This year’s Rainbow Dialogues was Harris’ first, as well as his first time sharing his experiences on such a platform. He got involved through Evelyn Bailey, a local woman who he previously knew through her documentary “Shoulders to Stand On” which focuses on the LGBTQ Community in Rochester. Bailey invoked his participation, as well as asking if he knew anybody else that had been involved, thus bringing Orsini into the picture.

“I was very pleased to see [so many younger people present],” Harris said. “Neither one of the three of us… we didn’t really know the extent of this whole thing until we got here and saw the program and went ‘oh s**t! This is a deal!’”

One of those younger crowd members was Teddy Scheuerman, a recent graduate of the University of Rochester. While there, Scheuerman majored in history, English and art history and researched queer history. She came to the event to learn about queer history and different channels to seek out more information, as well as learning about her own past as a member of the LGBTQ community.

“[Queer history] is something I’ve wondered about since I was a teenager and I’ve had no way of figuring that out,” Scheuerman said. “Coming to something like this has given me a lot of insights and thoughts about where to go to look for more… History and stories have always been a deeply important part of who I am and my understanding of myself and other people. Growing up gay and catholic and going to catholic school, I never had an avenue to figure out not just who I was very easily, but my history very easily.”

She noted that this year’s dialogues seemed to have a much bigger turnout than last year, something that brought her a lot of joy.

“The fact these are people that are coming not just for themselves but are going to take this information that they’ve learned and go and disseminate it amongst the rest of the city and other people that they know, that’s so important and really exciting to see,” Scheuerman said.

During both breakout sessions, there was also the option to go on an archive tour of the library, as it has recently taken a big step in supporting the LGBTQ community. According to the Rainbow Dialogues website, “the Rochester Public Library began working on a multi-year project with the Out Alliance — with support from the Friends & Foundation of the Rochester Public Library — to permanently transfer dozens of LGBTQ special collections to the Rochester Public Library’s Local History & Genealogy Division.” These collections include documents, newspapers and videos, and will now take up permanent residency in Rochester.

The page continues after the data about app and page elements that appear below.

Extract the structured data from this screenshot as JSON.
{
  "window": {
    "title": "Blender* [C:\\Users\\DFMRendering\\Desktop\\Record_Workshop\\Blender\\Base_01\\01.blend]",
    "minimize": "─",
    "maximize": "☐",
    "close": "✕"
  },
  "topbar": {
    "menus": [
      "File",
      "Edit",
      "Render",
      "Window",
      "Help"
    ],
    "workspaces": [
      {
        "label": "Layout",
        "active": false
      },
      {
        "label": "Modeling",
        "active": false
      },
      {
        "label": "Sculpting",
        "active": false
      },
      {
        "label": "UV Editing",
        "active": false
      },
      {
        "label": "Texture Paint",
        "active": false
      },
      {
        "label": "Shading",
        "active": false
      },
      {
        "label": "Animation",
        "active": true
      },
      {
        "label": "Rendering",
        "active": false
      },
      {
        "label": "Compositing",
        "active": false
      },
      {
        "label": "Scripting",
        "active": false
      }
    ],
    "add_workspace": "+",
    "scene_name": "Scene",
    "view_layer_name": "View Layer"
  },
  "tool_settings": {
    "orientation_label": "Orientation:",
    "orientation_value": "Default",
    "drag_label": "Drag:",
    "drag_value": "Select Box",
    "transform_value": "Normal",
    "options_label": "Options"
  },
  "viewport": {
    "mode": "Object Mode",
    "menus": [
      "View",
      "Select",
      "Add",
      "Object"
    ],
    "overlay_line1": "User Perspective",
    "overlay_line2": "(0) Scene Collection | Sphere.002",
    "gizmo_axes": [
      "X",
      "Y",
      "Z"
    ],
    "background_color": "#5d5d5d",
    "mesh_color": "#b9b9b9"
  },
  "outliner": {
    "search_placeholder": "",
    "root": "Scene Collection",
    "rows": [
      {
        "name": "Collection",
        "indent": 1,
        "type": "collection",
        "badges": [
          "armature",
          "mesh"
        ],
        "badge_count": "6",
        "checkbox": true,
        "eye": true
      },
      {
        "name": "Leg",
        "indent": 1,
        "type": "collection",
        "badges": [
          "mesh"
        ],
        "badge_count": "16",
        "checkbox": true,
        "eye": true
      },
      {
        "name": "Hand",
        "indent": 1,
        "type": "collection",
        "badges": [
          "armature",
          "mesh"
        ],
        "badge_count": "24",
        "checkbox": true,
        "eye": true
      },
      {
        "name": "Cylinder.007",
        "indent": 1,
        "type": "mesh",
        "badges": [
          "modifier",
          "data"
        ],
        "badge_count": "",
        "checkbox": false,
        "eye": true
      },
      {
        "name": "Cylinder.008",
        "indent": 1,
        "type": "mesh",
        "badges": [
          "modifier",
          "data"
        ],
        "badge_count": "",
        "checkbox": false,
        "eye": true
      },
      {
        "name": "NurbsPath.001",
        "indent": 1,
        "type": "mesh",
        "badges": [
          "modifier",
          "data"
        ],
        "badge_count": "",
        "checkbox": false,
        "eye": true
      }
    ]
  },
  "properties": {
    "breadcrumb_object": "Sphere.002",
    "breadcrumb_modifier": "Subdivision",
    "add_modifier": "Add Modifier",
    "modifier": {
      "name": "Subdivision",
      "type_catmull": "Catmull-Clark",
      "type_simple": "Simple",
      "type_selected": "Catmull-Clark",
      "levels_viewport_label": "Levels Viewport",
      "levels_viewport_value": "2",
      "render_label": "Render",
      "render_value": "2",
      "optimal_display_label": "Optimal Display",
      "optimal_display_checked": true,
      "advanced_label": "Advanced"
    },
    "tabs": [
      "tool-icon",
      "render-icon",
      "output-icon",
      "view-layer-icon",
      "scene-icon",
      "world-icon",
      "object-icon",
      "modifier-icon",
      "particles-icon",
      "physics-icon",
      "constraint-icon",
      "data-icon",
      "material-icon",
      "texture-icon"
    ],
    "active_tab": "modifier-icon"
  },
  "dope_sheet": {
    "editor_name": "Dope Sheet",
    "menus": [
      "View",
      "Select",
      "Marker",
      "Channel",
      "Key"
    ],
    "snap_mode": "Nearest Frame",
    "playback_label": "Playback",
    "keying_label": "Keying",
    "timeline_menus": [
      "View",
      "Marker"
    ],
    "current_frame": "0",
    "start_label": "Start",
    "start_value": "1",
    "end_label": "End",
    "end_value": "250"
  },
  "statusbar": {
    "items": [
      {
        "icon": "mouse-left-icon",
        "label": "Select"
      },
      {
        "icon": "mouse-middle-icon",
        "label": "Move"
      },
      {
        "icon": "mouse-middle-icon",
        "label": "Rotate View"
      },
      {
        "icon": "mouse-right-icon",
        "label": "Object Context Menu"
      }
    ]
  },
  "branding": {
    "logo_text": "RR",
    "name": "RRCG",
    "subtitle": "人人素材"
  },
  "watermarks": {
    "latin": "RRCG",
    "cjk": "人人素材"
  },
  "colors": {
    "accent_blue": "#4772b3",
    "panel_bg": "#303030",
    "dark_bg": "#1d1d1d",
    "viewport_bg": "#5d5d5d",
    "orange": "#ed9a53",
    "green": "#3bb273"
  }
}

The dialogues themselves facilitated much discussion between attendees. During breaks in speakers, and especially during the hour lunch break, there were small groups scattered, all in deep discussion of their own experiences or other LGBTQ issues. By attending the event, it was possible to feel a strong sense of community, whether an LGBTQ identified person or not.

 

brockport.editor@gmail.com | @sheltoth98